Blogs

Over the years, editors and contributors to Sky & Telescope magazine have written blogs about various topics in astronomy, covering everything from recent celestial events to the latest astronomy research. Take a trip down history lane to delve into topics that are no less relevant today. Read Tony Flanders’s musings on stargazing, hiking and the effects of light pollution, Ivan Semeniuk’s coverage of astronomy-related news, and Robert Naeye’s opinions on Pluto, extraterrestrial life, and other debate-stimulating material. We also have a series of blog posts by David H. Levy, covering all things comets and equipment. Dive in and get a personal, behind-the-scenes look at the editors and contributors to S&T!

Simple anatomy of a nebula

How to See the Orion Nebula in 3D

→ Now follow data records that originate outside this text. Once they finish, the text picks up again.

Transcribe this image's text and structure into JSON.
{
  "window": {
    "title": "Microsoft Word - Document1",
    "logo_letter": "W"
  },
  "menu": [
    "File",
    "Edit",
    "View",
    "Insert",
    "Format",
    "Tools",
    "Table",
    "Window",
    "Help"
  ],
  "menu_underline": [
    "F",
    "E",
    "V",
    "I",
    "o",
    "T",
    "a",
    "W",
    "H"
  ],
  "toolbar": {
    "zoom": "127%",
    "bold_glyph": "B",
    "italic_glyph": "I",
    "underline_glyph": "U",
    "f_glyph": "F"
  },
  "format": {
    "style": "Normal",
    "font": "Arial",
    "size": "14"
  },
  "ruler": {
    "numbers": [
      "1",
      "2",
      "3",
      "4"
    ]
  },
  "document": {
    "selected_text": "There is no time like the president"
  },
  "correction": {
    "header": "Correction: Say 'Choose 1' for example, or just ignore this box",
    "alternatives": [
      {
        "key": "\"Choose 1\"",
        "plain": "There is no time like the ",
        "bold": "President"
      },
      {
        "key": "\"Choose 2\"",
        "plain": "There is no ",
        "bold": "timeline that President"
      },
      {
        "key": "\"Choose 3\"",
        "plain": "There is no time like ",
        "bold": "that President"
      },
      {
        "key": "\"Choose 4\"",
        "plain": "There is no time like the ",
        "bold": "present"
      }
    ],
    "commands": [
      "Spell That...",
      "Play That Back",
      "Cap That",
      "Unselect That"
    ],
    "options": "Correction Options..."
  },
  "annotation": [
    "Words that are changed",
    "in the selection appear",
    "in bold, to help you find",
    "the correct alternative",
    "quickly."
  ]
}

Add another dimension of viewing to winter's favorite deep sky object, the Great Nebula of Orion. The Orion Nebula is arguably the centerpiece of the winter sky. This bright, richly-detailed blossom of glowing gas and dust invites repeated observation. How many of us have pointed our telescope or binoculars in its direction five, six, or even ten...

Meek beginnings for the brightest planet

Venus Finally Comes Out of Hiding

Welcome back, Venus! Brightest planet in the sky returns just in time for the holidays. "There are so many stars shining in the sky, so many beautiful things winking at you, but when Venus comes out, all the others are waned ... Mehmet Murat ildan from the play Galileo Galilei (2001) I miss Venus. The brightest planet in...

Carbon stars' color make them visual magnets

Carbon Stars Will Make You See Red

Treasure hunting for carbon stars, the rubies of the night sky. Color can be tough to come by in the deep sky, especially if you own a small telescope. Planets serve up a medley of subtle hues, as do a few planetary and bright nebulae. Stars show tints of blue, yellow, and orange, but there's nothing quite like the color...

Moose and Crane provide symbolize practical needs and inner spirit

Make Way for the Wintermaker

There's more than one way to see the constellations. Here's a look through Native American eyes. Orion the Hunter is arguably one of the most recognizable constellations in the sky. Striding the celestial equator, he charges up from this eastern horizon around 9 o'clock in late November, club in one hand and shield in the...